▶ _EXERCISE INSTRUCTIONS_: Give back the full listing that follows exactly as it reads.

▶ _DATA IN THIS EXERCISE_:
****

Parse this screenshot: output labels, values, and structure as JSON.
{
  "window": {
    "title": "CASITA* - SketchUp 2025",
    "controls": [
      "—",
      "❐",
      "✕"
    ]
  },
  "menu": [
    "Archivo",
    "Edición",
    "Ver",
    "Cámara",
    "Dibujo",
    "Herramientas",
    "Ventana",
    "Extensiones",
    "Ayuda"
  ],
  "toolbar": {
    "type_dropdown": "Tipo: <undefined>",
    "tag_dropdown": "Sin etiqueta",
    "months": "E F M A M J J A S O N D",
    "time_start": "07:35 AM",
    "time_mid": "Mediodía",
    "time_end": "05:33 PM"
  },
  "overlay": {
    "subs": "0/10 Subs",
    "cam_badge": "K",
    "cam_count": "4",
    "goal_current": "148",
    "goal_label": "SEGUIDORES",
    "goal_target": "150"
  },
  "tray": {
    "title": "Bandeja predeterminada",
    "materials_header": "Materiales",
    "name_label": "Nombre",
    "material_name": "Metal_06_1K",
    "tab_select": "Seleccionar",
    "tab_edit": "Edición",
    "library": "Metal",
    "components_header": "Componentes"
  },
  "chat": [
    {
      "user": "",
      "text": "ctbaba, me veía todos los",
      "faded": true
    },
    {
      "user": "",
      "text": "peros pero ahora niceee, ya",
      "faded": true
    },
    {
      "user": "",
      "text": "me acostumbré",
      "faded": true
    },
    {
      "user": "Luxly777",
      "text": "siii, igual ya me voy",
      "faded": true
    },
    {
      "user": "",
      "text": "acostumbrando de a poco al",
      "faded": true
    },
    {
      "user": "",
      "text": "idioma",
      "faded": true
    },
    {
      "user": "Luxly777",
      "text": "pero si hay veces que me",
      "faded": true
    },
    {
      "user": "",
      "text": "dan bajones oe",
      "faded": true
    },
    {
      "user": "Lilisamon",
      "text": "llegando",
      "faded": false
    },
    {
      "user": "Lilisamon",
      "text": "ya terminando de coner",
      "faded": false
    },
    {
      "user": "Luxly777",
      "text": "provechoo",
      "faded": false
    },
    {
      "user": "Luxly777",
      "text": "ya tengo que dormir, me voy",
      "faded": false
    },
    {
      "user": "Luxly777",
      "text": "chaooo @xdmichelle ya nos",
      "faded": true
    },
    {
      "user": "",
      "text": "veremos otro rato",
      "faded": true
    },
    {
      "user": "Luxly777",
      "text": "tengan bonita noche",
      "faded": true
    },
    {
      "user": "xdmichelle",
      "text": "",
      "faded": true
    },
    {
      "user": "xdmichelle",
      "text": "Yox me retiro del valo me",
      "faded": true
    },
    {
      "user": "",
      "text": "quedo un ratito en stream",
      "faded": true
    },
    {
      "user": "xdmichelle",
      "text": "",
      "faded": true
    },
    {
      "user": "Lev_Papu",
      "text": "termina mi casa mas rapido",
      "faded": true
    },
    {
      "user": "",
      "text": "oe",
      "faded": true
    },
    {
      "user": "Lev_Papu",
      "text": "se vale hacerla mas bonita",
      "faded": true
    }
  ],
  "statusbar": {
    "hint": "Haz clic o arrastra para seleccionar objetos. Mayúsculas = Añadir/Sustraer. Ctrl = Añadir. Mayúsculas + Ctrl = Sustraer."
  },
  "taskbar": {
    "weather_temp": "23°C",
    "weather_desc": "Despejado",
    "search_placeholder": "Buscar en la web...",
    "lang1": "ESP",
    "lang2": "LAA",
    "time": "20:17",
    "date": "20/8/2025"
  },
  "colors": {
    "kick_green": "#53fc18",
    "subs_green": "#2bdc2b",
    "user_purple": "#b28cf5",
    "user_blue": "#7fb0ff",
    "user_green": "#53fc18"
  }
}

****

▶ _ANSWER SPACE_:
Parse this screenshot: output labels, values, and structure as JSON.
{
  "window": {
    "title": "CASITA* - SketchUp 2025",
    "controls": [
      "—",
      "❐",
      "✕"
    ]
  },
  "menu": [
    "Archivo",
    "Edición",
    "Ver",
    "Cámara",
    "Dibujo",
    "Herramientas",
    "Ventana",
    "Extensiones",
    "Ayuda"
  ],
  "toolbar": {
    "type_dropdown": "Tipo: <undefined>",
    "tag_dropdown": "Sin etiqueta",
    "months": "E F M A M J J A S O N D",
    "time_start": "07:35 AM",
    "time_mid": "Mediodía",
    "time_end": "05:33 PM"
  },
  "overlay": {
    "subs": "0/10 Subs",
    "cam_badge": "K",
    "cam_count": "4",
    "goal_current": "148",
    "goal_label": "SEGUIDORES",
    "goal_target": "150"
  },
  "tray": {
    "title": "Bandeja predeterminada",
    "materials_header": "Materiales",
    "name_label": "Nombre",
    "material_name": "Metal_06_1K",
    "tab_select": "Seleccionar",
    "tab_edit": "Edición",
    "library": "Metal",
    "components_header": "Componentes"
  },
  "chat": [
    {
      "user": "",
      "text": "ctbaba, me veía todos los",
      "faded": true
    },
    {
      "user": "",
      "text": "peros pero ahora niceee, ya",
      "faded": true
    },
    {
      "user": "",
      "text": "me acostumbré",
      "faded": true
    },
    {
      "user": "Luxly777",
      "text": "siii, igual ya me voy",
      "faded": true
    },
    {
      "user": "",
      "text": "acostumbrando de a poco al",
      "faded": true
    },
    {
      "user": "",
      "text": "idioma",
      "faded": true
    },
    {
      "user": "Luxly777",
      "text": "pero si hay veces que me",
      "faded": true
    },
    {
      "user": "",
      "text": "dan bajones oe",
      "faded": true
    },
    {
      "user": "Lilisamon",
      "text": "llegando",
      "faded": false
    },
    {
      "user": "Lilisamon",
      "text": "ya terminando de coner",
      "faded": false
    },
    {
      "user": "Luxly777",
      "text": "provechoo",
      "faded": false
    },
    {
      "user": "Luxly777",
      "text": "ya tengo que dormir, me voy",
      "faded": false
    },
    {
      "user": "Luxly777",
      "text": "chaooo @xdmichelle ya nos",
      "faded": true
    },
    {
      "user": "",
      "text": "veremos otro rato",
      "faded": true
    },
    {
      "user": "Luxly777",
      "text": "tengan bonita noche",
      "faded": true
    },
    {
      "user": "xdmichelle",
      "text": "",
      "faded": true
    },
    {
      "user": "xdmichelle",
      "text": "Yox me retiro del valo me",
      "faded": true
    },
    {
      "user": "",
      "text": "quedo un ratito en stream",
      "faded": true
    },
    {
      "user": "xdmichelle",
      "text": "",
      "faded": true
    },
    {
      "user": "Lev_Papu",
      "text": "termina mi casa mas rapido",
      "faded": true
    },
    {
      "user": "",
      "text": "oe",
      "faded": true
    },
    {
      "user": "Lev_Papu",
      "text": "se vale hacerla mas bonita",
      "faded": true
    }
  ],
  "statusbar": {
    "hint": "Haz clic o arrastra para seleccionar objetos. Mayúsculas = Añadir/Sustraer. Ctrl = Añadir. Mayúsculas + Ctrl = Sustraer."
  },
  "taskbar": {
    "weather_temp": "23°C",
    "weather_desc": "Despejado",
    "search_placeholder": "Buscar en la web...",
    "lang1": "ESP",
    "lang2": "LAA",
    "time": "20:17",
    "date": "20/8/2025"
  },
  "colors": {
    "kick_green": "#53fc18",
    "subs_green": "#2bdc2b",
    "user_purple": "#b28cf5",
    "user_blue": "#7fb0ff",
    "user_green": "#53fc18"
  }
}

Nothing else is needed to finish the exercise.